A truck driver who killed two women and a fetus in 2010 was shown mercy on Tuesday as a judge sentenced him to a year in jail and probation instead of 12 years in prison.
Jason Styrbicky, of Buffalo, Minn., was convicted of three counts of criminal vehicular homicide and careless driving in May.
Sentencing guidelines called for four years in prison for each death. But Judge Karen Asphaug listened to the pleas of Styrbicky's family, his attorney, a probation officer and even family members of one of the victims asking that he not be sent to prison.
Styrbicky, 38, accepted responsibility for the crash in Lakeville, which also caused the release of more than a million bees in another truck.
Asphaug gave him three consecutive four-year terms in prison, but then spared him the prison time in favor of probation and a year in jail. Probation can be up to 10 years.
Killed in the crash were Pamela Brinkhaus, 50, of Elko New Market; Kari Rasmussen, 24, of St. Anthony, and Rasmussen's 8-week-old fetus.
Only Todd Brinkhaus, Pamela's husband, addressed the court in person on Tuesday to make a victim impact statement before the sentence was pronounced.
He said he trusted the judge and would accept whatever judgment was handed down.
After the sentencing, Todd Brinkhaus was true to his word, telling reporters that he thought the sentence was just. "I believe he is remorseful," he said. "He didn't plan to do this. It was accidental. I'm happy with the verdict."
Asphaug said she believed that Styrbicky was remorseful and that the deaths weigh on him, as he and his family maintained to the court in letters.
Her decision was based partly on the fact that the Rasmussen family was not asking for Styrbicky to be sent to prison.
She also pointed out that Styrbicky "is everyman" and that the crash could have happened to anyone who isn't paying attention to the road.
"He will live with a sentence of his own creation and his own doing that is greater than any this court could give him," the judge said.
During the trial earlier this year the judge determined that Styrbicky had his eyes off the road for at least 16 seconds -- enough to travel more than a quarter mile on a freeway. Styrbicky told authorities he was searching for an energy drink that had fallen.
By the time Styrbicky found it and looked up, it was too late to stop his truck from plowing into traffic stopped because of road construction on Interstate 35. In addition to the deaths, more than a million bees were released from another truck that was damaged, hindering rescue efforts as motorists and emergency workers were stung.
The convictions carried a recommended sentence of up to 48 months in prison for each death, which in this case would total 12 years.
Prosecutor Thomas Lockhart had sought 57 months in prison. The judge overlooked that, especially after hearing from a probation officer who conducted a presentencing report for the court in which he talked to the defendant, his family and the relatives of the victims.
Probation officer Jon Gilbertsen told the judge in court that Styrbicky is depressed and probably suffering from post- traumatic stress disorder.

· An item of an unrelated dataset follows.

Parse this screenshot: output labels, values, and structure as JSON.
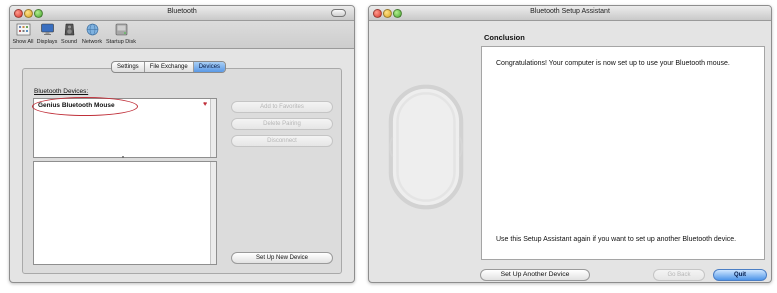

"Sending him to prison would exacerbate this," Gilbertsen told the judge. "He might come out of prison in worse shape."
The judge agreed.
Along with the jail time, she ordered Styrbicky to pay a $500 fine, make future restitution to the families, do 40 hours of community service each year he is on probation, write a letter of apology to the families and participate in a future meeting with the families.
Dakota County Attorney James Backstrom said he respected the court's ruling. "I think the judge took into account the remorse of the defendant," Backstrom said. "This was a terrible tragedy that was avoidable."
Prior to hearing his sentence, Styrbicky had his attorney read letters to the court and to the families present.
"I'm very sorry for their losses," the letter said. "I think about them every day. I have affected their lives beyond measure as well as my own."
Heron Marquez 952-746-3281